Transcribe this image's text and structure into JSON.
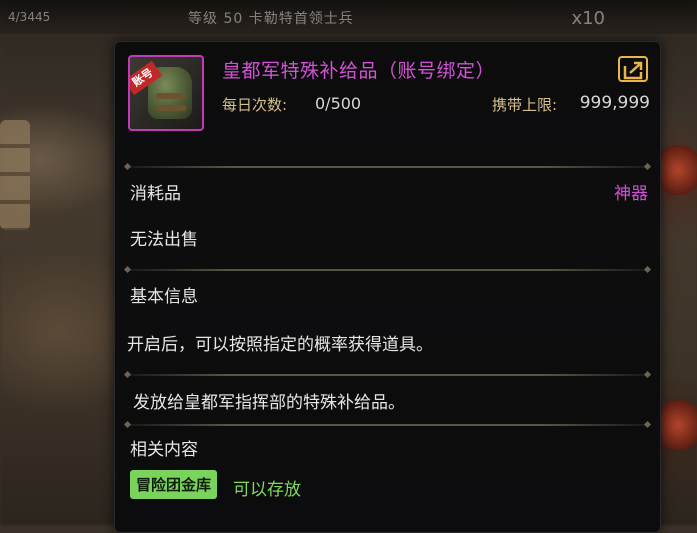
{
  "background": {
    "top_left_text": "4/3445",
    "top_center_text": "等级 50 卡勒特首领士兵",
    "top_right_text": "x10"
  },
  "item": {
    "icon_name": "backpack-icon",
    "tag": "账号",
    "title": "皇都军特殊补给品（账号绑定）",
    "title_color": "#d152d6",
    "daily_label": "每日次数:",
    "daily_value": "0/500",
    "carry_label": "携带上限:",
    "carry_value": "999,999"
  },
  "sections": {
    "type": "消耗品",
    "rarity": "神器",
    "sell": "无法出售",
    "basic_info_header": "基本信息",
    "basic_info_text": "开启后，可以按照指定的概率获得道具。",
    "description": "发放给皇都军指挥部的特殊补给品。",
    "related_header": "相关内容",
    "related_badge": "冒险团金库",
    "related_status": "可以存放"
  },
  "colors": {
    "accent_purple": "#d152d6",
    "label_gold": "#d4c08a",
    "green": "#79d35c",
    "share_icon": "#e8b64a"
  }
}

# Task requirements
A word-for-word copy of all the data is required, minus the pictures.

# The answer
Transcribe this image's text and structure into JSON.
{
  "background": {
    "top_left_text": "4/3445",
    "top_center_text": "等级 50 卡勒特首领士兵",
    "top_right_text": "x10"
  },
  "item": {
    "icon_name": "backpack-icon",
    "tag": "账号",
    "title": "皇都军特殊补给品（账号绑定）",
    "title_color": "#d152d6",
    "daily_label": "每日次数:",
    "daily_value": "0/500",
    "carry_label": "携带上限:",
    "carry_value": "999,999"
  },
  "sections": {
    "type": "消耗品",
    "rarity": "神器",
    "sell": "无法出售",
    "basic_info_header": "基本信息",
    "basic_info_text": "开启后，可以按照指定的概率获得道具。",
    "description": "发放给皇都军指挥部的特殊补给品。",
    "related_header": "相关内容",
    "related_badge": "冒险团金库",
    "related_status": "可以存放"
  },
  "colors": {
    "accent_purple": "#d152d6",
    "label_gold": "#d4c08a",
    "green": "#79d35c",
    "share_icon": "#e8b64a"
  }
}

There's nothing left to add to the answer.